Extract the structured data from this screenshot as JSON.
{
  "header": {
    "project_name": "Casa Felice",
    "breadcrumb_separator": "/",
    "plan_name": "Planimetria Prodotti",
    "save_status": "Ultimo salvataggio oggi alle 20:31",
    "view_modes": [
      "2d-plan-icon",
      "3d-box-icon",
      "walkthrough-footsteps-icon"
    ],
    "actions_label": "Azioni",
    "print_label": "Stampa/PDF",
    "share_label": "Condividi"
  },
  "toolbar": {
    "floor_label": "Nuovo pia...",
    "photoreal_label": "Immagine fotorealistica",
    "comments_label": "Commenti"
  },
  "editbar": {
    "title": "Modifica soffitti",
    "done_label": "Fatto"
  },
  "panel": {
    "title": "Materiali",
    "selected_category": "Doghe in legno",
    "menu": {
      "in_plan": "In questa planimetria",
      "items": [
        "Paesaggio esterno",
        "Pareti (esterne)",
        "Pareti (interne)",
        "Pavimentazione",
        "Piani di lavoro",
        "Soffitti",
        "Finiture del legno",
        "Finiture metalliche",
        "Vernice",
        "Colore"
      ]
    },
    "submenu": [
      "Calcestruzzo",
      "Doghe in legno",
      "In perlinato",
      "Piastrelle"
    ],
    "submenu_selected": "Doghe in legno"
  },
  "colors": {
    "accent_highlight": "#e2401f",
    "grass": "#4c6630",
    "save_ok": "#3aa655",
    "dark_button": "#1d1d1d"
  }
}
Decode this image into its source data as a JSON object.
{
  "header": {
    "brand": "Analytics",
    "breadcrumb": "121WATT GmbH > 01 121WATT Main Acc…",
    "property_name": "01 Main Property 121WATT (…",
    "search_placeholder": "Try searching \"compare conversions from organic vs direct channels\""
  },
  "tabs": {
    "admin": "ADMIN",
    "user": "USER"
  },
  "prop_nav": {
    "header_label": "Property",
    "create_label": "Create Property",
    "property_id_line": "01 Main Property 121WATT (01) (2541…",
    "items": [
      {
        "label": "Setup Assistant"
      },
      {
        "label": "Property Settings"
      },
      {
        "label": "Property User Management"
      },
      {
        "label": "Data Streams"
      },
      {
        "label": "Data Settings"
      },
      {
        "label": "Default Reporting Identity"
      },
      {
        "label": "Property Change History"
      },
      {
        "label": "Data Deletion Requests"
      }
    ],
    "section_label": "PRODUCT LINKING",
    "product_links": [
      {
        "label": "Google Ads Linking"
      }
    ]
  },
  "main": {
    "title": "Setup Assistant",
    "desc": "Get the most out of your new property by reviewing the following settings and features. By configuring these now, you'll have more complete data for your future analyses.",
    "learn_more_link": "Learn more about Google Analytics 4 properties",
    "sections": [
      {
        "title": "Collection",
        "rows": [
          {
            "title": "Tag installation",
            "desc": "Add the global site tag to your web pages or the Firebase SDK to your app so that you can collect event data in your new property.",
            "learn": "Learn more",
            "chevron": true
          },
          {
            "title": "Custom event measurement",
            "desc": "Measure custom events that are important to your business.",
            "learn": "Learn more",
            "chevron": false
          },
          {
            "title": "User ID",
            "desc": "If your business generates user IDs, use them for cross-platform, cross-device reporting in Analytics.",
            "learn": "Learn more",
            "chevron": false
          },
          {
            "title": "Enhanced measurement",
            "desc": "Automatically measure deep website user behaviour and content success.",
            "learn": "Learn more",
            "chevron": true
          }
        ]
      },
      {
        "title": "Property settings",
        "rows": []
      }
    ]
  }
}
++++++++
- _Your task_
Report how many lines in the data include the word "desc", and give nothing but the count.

- _Exercise result_
5